REQUIRED ACTION. Look through the entries. Copy each line that has the word "JSON".

SUPPLIED INFORMATION.
◆ ◆ ◆ ◆

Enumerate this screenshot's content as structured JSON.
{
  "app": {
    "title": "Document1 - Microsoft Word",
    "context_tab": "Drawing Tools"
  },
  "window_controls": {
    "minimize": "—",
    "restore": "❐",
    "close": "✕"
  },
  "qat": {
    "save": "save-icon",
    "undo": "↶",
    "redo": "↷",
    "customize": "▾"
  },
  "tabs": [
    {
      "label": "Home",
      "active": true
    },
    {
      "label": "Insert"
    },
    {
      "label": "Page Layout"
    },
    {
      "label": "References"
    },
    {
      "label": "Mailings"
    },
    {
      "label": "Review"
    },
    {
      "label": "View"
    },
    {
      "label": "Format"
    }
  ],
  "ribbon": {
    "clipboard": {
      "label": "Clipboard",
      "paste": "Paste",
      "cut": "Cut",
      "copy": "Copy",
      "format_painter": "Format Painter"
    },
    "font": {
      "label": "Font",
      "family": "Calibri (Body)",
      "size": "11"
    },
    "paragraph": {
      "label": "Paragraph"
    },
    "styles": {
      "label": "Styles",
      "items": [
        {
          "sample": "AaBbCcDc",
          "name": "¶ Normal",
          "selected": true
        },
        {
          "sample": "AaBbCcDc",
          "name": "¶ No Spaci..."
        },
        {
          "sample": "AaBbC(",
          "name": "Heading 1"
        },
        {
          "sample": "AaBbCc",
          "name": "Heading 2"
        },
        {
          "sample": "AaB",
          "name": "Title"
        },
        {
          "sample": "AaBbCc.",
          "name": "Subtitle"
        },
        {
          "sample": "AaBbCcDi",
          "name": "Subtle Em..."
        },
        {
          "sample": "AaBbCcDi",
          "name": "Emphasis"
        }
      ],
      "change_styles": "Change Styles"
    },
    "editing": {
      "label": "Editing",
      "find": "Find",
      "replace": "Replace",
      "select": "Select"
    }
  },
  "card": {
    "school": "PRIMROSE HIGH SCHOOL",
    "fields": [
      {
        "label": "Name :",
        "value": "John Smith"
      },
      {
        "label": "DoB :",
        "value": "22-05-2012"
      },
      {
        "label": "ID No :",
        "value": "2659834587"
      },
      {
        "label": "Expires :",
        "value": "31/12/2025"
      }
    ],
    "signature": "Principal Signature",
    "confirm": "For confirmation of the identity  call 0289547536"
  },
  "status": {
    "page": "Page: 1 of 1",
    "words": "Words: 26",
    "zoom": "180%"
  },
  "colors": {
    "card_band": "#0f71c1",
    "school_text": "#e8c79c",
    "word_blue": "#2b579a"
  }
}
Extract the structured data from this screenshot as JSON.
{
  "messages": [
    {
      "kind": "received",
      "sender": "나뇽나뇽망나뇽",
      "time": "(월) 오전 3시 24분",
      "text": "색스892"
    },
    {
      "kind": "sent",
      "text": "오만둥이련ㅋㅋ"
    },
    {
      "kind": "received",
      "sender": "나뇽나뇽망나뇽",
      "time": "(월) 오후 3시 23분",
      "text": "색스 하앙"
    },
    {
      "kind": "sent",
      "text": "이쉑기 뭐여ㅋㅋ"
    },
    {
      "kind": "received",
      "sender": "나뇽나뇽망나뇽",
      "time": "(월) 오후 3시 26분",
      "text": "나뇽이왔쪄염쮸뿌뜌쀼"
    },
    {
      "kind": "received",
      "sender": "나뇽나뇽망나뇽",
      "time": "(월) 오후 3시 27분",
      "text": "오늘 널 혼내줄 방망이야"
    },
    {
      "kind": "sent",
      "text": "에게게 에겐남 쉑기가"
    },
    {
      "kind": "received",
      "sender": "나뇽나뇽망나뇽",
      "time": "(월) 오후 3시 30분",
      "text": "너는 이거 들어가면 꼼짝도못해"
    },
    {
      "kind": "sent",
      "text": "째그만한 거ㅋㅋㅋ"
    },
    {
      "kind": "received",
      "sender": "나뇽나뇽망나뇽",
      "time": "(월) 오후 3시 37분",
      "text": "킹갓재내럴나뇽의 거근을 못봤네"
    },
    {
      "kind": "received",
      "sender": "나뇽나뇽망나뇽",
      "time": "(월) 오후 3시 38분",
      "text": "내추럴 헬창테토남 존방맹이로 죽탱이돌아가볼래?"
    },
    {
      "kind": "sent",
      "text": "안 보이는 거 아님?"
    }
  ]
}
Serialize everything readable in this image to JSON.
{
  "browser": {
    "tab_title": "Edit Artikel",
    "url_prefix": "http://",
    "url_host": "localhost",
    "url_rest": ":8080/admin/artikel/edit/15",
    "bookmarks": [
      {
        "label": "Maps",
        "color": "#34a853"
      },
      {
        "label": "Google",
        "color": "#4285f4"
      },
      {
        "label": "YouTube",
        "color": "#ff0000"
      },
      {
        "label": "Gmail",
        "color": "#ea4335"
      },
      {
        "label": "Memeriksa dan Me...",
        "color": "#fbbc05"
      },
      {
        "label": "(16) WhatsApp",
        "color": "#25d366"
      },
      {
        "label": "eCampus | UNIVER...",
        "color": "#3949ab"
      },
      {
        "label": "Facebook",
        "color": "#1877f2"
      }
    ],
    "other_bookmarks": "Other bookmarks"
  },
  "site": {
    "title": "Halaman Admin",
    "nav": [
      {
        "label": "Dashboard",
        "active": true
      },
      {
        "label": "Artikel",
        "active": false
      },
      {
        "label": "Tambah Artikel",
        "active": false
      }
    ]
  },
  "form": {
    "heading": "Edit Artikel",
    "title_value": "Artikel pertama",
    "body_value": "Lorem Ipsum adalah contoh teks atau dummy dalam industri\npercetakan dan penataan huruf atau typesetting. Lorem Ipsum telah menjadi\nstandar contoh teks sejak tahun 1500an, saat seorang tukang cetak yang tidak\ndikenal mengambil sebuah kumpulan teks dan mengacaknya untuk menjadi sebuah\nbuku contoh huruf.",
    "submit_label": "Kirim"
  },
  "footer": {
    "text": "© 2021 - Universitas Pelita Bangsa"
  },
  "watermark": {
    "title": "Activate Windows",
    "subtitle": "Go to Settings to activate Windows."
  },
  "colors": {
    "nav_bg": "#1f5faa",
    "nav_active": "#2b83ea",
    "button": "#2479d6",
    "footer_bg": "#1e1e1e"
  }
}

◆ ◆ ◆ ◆

EXERCISE RESULT.
Enumerate this screenshot's content as structured JSON.
Extract the structured data from this screenshot as JSON.
Serialize everything readable in this image to JSON.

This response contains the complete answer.